A Palestinian family reacts after Israeli bulldozers demolished their home in the Arab East Jerusalem neighborhood of Beit Hanina, Feb. 5, 2013. (AHMAD GHARABLI/AFP/GETTY IMAGES)
Newly elected Israeli Knesset member Yair Lapid (l), leader of the Yesh Atid party, speaks to Naftali Bennett, head of the hard-line national religious party the Jewish Home, during a Feb. 5 reception in Jerusalem marking the opening of the 19th Knesset. (URIEL SINAI/GETTY IMAGES)
Richard Curtiss at work in his Washington Report office. (STAFF PHOTO D. HANLEY)
Then-Vice President Dick Cheney (l) and Likud chairman Benyamin Netanyahu, out of office at the time and serving as the official Israeli opposition leader, at a March 23, 2008 breakfast meeting at the King David Hotel in Jerusalem. (PAUL J. RICHARDS/AFP/GETTY IMAGES)
Philippine President Benigno Aquino III (r) shares candies with Moro Islamic Liberation Front (MILF) chief Murad Ebrahim during a Feb. 11 visit to the rebels’ stronghold in Sultan Kudarat on the island of Mindanao. (KARLOS MANLUPIG/AFP/GETTY IMAGES)
Emad Burnat views his five broken cameras in his documentary of the same name. (PHOTO COURTESY KINO LORBER)
Washington Report, July 11, 1983, Page 4
Trade and Finance
The Gulf "Oil Slick"
Early last spring, the Western media was pointing with alarm to an ecological disaster which was taking place in the Gulf. A number of damaged Iranian oil wells were spewing their oil into Gulf waters, but could not be capped because of the danger to technicians resulting from the Iraq-Iran war. If the capping could not be done soon, many reports said, the disaster could turn into a catastrophe for the people of the area.
Western readers might be excused for thinking that somehow everything had come to a happy conclusion at least a couple of months ago, since during the intervening period they have found hardly any mention of the disastrous "oil slick" in their newspapers.
The fact is, however, that the wells have not yet been capped, and the leaks are still going on. Many of the early reports exaggerated the size of the leakage, but according to conservative estimates more than a quarter of a million barrels of oil have poured into the Gulf so far, with another two thousand or so barrels being added to the oil slick every day.
Most of the oil has remained on the Iranian side of the Gulf, with a large portion of it having washed up along a 75-mile strip of Iranian coastline in a desolate, sparsely-populated area roughly opposite the Saudi Arabian port of Darnman. Recently, however, winds have been blowing the oil slick westwards, towards the Arab side. Some of the oil has reached Bahrain beaches in the form of fist-sized and even football-sized lumps. But long-armed booms have deflected most of the oil away from the harbor. Such booms are being used by all the Gulf countries to protect harbors and other vital installations such as water desalination plants from being reached by the slick.

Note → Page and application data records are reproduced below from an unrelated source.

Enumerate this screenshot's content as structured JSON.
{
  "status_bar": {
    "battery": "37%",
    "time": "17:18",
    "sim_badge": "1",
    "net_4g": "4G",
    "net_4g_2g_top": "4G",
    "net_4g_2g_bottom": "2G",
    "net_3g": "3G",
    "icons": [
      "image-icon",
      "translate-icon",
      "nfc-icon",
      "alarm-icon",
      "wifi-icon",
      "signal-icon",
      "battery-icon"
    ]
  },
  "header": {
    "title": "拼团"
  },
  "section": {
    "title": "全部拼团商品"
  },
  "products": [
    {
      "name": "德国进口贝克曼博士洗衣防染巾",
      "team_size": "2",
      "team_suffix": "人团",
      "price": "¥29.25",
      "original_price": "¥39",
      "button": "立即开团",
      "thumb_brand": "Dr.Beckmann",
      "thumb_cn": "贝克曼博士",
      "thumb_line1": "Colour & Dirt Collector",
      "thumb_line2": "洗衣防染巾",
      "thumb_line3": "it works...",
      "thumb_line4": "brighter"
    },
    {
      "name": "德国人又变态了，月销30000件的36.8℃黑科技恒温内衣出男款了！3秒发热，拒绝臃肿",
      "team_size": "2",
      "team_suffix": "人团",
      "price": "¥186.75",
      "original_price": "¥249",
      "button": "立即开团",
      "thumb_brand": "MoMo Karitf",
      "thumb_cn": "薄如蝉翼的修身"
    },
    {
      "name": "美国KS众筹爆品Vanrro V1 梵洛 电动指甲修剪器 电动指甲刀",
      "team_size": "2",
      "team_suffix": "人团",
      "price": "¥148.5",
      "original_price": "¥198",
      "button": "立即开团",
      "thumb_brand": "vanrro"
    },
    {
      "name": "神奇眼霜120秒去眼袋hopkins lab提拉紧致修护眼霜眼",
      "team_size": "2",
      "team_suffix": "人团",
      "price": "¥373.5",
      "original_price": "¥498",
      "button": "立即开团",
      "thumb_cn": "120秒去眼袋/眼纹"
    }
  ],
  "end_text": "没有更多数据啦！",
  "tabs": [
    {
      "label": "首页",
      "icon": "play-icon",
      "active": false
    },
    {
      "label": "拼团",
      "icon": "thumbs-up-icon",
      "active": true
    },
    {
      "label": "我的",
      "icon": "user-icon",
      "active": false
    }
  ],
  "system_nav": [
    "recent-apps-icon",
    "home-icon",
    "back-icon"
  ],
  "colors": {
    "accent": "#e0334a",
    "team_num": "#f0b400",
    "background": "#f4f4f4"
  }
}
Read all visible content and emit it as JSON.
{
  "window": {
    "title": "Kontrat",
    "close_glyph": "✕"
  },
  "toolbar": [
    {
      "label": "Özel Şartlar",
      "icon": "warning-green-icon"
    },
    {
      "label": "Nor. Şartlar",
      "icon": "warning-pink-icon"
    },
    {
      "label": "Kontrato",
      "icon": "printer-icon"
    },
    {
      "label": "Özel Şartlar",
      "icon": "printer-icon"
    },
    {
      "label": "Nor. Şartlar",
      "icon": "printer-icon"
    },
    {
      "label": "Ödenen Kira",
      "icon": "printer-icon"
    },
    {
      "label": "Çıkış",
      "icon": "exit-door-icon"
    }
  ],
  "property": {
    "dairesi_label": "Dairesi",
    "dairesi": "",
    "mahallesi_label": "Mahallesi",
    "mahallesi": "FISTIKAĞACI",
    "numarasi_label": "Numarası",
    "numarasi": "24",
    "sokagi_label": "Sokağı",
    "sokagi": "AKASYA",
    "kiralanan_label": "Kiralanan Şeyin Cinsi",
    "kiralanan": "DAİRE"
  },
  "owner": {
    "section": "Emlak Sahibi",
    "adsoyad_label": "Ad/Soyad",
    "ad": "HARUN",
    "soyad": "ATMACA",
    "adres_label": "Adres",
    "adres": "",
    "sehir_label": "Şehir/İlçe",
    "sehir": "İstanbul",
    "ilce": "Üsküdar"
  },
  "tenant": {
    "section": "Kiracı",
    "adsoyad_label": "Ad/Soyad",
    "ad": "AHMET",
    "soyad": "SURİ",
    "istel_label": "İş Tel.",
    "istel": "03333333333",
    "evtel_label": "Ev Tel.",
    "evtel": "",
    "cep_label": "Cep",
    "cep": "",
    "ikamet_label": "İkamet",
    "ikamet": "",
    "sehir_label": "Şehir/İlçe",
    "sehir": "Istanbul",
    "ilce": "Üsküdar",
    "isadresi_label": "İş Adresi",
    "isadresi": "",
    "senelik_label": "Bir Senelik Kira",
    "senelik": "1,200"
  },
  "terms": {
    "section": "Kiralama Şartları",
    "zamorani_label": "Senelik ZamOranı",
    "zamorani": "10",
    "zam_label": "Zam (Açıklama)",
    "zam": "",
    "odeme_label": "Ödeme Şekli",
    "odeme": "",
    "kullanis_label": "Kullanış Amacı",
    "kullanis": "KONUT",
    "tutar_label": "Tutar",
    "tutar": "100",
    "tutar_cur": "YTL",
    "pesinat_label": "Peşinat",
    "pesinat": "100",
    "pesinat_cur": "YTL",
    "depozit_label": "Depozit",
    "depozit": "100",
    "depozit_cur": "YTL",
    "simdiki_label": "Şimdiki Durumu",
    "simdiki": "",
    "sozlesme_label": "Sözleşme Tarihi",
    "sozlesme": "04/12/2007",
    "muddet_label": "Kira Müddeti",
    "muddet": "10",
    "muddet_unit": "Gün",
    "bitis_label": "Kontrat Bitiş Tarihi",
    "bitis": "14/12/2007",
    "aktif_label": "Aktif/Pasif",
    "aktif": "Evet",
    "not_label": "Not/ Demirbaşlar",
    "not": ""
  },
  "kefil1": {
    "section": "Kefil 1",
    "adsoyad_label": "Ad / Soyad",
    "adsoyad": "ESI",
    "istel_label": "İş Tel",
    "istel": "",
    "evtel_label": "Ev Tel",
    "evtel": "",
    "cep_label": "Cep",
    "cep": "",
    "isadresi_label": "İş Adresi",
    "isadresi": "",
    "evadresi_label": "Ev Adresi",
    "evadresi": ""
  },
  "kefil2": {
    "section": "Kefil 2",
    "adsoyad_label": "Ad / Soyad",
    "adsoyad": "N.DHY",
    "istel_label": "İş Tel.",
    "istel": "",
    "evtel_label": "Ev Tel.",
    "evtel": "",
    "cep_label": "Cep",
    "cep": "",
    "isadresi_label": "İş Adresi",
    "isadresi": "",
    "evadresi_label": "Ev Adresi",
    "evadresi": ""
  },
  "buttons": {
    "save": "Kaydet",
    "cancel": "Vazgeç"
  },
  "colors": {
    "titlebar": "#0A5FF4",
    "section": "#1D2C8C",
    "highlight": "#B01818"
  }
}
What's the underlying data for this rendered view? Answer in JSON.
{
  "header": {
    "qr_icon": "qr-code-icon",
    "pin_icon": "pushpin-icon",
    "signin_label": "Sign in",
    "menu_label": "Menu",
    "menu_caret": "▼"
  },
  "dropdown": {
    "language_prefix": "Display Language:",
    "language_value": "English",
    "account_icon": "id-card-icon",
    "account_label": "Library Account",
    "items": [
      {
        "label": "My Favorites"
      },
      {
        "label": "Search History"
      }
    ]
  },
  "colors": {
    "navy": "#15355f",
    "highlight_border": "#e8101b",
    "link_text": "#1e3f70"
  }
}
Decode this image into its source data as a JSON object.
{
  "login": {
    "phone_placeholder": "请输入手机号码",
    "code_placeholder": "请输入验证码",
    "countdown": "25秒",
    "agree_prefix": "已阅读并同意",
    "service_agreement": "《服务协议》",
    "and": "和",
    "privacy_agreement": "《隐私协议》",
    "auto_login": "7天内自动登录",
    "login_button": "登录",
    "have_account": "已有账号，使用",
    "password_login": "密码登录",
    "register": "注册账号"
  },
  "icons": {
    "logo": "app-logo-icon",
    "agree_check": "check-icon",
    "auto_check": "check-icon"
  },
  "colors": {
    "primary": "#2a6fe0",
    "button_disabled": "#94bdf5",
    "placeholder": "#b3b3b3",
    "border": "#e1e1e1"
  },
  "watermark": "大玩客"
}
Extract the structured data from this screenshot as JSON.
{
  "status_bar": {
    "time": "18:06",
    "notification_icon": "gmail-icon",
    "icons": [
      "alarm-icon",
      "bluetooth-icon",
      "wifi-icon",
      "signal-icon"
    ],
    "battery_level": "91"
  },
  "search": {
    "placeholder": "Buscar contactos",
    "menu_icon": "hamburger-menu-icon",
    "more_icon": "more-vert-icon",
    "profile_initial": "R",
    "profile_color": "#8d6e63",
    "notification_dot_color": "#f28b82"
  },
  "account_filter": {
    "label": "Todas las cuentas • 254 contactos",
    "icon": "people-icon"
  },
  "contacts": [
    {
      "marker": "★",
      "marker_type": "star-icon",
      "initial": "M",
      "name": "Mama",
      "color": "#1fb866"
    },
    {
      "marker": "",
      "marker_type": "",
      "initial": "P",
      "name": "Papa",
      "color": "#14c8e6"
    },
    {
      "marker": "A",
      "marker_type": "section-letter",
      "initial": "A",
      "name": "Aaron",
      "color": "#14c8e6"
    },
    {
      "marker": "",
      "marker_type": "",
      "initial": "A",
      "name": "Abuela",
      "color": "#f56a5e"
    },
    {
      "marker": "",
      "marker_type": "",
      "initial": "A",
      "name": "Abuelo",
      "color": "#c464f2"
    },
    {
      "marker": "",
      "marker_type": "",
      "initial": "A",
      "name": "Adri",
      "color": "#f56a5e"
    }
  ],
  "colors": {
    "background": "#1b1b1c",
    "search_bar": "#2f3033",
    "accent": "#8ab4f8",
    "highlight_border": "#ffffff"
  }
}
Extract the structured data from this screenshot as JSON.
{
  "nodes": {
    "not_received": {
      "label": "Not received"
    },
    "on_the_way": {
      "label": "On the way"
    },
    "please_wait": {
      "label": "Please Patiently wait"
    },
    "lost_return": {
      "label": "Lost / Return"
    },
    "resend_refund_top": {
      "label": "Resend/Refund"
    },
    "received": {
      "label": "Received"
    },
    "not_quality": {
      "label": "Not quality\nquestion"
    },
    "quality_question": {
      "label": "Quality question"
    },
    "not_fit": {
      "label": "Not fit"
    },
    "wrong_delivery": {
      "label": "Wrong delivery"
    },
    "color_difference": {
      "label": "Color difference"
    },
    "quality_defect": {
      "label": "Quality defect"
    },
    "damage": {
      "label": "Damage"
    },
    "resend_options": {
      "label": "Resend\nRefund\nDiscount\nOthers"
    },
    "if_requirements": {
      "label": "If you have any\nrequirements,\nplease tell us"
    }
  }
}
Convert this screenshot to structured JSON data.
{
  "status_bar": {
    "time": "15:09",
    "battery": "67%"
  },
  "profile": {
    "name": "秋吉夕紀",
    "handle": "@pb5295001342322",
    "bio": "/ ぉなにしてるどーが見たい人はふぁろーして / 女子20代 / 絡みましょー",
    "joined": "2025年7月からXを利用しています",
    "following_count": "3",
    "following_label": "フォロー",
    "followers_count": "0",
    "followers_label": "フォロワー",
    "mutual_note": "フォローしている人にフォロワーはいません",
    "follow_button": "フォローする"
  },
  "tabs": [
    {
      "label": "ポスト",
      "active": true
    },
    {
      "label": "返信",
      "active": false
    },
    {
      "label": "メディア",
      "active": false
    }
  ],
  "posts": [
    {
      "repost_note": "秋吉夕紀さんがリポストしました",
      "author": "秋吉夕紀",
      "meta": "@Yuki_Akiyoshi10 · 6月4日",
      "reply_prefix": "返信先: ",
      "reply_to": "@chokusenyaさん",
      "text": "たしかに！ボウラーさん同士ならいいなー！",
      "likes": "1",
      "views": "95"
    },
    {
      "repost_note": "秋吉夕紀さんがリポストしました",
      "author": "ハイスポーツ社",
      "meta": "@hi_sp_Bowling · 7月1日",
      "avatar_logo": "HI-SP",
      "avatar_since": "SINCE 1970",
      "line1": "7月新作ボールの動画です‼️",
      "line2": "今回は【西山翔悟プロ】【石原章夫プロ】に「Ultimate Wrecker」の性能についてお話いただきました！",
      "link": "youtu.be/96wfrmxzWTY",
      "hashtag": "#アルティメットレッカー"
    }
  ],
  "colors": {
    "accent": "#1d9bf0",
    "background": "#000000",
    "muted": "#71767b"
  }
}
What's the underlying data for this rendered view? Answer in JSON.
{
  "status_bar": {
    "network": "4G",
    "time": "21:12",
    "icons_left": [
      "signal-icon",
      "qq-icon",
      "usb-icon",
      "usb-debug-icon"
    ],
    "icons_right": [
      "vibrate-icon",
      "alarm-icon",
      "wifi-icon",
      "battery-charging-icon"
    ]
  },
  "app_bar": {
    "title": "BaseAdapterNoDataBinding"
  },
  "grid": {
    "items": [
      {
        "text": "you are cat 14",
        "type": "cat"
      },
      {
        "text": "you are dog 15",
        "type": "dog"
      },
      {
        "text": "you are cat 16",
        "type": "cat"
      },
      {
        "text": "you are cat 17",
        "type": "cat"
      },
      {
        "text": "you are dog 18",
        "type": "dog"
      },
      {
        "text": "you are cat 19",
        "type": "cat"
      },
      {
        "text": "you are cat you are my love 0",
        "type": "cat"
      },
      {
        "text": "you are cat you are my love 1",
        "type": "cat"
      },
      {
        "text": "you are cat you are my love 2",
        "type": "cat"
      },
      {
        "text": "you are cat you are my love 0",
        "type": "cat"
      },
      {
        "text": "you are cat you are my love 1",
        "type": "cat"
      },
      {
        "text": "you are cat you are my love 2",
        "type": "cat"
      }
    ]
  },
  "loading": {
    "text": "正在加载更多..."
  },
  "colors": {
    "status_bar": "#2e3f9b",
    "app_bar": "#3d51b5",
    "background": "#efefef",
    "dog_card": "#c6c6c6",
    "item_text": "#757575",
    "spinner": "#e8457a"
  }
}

Damage to life in the waters of the Gulf has been considerable. Specialists estimate that about one half of the dukhas, a type of dolphin, have perished. In addition, they believe, about 20 percent of the Gulf's seasnakes and huge turtles have also died. They are vulnerable because they have to come up to the surface for air, and in doing so go through the oil. Fish can generally swim around the oil and survive—but the evidence on the extent to which the fish have escaped pollution is not yet clear. Shrimp, on the other hand, which are a major Gulf industry, are believed to have survived because they frequent the bottom of the Gulf—far underneath the oil slick, which floats relatively close to the surface. In fact, the shrimp are enjoying a vacation of sorts, because shrimp trawlers are being deterred by the Iraq-Iran war from putting to sea.
For the wells ever to be capped, Iraq and Iran will have to establish a ceasefire that would assure the security of the technicians—but have not been able to agree on the conditions that would allow a ceasefire to take effect.